(Provided entries begins)

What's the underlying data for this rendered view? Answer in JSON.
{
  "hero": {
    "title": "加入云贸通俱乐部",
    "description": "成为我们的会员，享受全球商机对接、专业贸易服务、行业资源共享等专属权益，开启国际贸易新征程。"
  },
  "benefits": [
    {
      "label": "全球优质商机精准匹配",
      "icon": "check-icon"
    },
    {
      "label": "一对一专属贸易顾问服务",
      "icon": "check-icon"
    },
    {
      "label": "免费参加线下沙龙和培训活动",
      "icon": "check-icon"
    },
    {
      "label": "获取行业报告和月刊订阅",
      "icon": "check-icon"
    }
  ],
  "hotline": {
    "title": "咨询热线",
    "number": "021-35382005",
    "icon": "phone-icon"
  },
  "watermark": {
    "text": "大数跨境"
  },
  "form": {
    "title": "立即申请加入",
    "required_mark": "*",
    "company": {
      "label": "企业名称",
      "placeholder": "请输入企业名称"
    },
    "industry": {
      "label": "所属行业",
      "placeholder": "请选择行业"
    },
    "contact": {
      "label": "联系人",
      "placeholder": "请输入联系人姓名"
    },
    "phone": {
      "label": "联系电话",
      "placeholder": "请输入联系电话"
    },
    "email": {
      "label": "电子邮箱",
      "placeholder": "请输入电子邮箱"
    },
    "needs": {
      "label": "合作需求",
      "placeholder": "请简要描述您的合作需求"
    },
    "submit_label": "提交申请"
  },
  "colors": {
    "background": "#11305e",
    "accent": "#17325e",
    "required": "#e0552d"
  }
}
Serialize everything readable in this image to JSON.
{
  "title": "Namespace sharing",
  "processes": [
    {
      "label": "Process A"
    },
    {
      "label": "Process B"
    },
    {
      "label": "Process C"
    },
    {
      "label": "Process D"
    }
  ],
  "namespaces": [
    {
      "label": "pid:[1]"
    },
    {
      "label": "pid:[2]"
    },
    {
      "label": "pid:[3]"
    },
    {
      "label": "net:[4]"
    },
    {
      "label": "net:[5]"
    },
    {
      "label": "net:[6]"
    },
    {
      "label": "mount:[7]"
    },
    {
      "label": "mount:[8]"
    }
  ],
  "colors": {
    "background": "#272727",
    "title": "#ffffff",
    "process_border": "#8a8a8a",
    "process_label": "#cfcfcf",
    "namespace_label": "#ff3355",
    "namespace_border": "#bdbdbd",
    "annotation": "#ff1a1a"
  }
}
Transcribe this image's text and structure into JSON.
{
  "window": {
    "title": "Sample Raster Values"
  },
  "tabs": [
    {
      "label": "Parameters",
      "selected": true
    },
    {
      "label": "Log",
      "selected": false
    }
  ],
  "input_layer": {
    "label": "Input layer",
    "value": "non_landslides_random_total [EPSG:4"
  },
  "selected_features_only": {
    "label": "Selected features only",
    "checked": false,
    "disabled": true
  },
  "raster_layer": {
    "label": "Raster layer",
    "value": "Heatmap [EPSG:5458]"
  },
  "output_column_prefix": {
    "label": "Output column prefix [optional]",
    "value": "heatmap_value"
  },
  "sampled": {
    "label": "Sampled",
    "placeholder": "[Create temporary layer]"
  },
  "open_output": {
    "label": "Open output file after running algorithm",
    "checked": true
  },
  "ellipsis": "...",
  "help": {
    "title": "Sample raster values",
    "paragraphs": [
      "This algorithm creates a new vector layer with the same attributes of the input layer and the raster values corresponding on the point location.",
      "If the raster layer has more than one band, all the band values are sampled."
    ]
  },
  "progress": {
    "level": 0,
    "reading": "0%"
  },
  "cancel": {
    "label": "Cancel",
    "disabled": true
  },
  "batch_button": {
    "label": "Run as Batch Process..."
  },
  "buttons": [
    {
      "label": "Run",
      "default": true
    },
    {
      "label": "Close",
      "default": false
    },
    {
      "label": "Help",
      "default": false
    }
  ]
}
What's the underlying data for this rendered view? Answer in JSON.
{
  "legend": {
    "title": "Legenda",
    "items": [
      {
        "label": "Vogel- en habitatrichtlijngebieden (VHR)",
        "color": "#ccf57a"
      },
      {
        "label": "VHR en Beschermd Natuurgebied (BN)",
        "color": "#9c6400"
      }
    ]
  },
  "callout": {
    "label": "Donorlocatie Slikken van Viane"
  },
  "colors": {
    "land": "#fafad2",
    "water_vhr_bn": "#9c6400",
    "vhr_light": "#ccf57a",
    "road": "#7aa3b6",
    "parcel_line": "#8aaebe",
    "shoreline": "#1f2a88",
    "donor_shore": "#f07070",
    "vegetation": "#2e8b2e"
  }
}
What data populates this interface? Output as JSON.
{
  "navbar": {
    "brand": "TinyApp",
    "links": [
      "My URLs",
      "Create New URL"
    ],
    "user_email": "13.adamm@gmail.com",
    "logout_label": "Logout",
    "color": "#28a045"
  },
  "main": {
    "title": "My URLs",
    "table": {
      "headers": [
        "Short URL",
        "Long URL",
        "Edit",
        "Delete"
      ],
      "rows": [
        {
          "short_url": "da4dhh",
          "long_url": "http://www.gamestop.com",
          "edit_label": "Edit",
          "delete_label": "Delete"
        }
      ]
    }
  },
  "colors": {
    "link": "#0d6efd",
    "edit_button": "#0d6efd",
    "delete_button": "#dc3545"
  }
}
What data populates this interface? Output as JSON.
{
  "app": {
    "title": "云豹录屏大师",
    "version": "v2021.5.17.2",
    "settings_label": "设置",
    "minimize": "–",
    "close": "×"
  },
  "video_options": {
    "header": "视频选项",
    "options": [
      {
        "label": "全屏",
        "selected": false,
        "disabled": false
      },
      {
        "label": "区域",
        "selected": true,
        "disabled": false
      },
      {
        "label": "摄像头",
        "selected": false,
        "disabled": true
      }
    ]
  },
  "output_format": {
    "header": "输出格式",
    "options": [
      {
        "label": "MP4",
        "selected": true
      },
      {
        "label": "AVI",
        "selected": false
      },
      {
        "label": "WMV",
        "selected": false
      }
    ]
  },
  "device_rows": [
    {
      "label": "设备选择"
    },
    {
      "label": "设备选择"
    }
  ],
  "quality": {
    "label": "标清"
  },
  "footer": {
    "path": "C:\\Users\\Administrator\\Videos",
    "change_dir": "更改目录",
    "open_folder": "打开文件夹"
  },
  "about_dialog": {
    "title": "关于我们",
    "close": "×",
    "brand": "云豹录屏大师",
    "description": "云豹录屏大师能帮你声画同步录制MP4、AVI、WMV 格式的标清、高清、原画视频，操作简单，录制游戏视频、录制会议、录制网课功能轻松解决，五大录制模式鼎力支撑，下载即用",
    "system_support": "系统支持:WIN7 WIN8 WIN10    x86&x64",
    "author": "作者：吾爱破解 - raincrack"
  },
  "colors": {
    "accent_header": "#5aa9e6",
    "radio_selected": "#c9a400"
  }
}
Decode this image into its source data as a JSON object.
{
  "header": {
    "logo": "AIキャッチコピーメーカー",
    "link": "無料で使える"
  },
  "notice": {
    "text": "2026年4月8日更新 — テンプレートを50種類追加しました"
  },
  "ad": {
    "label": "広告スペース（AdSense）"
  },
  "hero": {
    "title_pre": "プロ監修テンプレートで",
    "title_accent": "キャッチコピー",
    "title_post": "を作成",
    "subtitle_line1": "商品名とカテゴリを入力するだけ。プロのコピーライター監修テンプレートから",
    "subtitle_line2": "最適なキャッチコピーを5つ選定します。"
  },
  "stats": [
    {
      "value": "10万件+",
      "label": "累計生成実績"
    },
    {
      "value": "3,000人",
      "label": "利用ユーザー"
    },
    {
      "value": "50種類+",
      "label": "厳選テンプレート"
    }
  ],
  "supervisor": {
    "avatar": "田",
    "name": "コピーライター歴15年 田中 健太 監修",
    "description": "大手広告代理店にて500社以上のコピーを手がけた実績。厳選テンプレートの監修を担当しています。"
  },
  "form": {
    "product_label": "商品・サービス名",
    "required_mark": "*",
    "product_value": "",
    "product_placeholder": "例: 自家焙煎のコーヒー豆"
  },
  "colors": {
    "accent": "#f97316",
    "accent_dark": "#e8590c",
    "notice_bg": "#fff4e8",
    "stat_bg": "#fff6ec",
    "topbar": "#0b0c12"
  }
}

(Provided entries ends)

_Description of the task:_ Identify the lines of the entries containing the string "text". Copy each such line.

_Task solution:_
    "text": "大数跨境"
Transcribe this image's text and structure into JSON.
    "text": "2026年4月8日更新 — テンプレートを50種類追加しました"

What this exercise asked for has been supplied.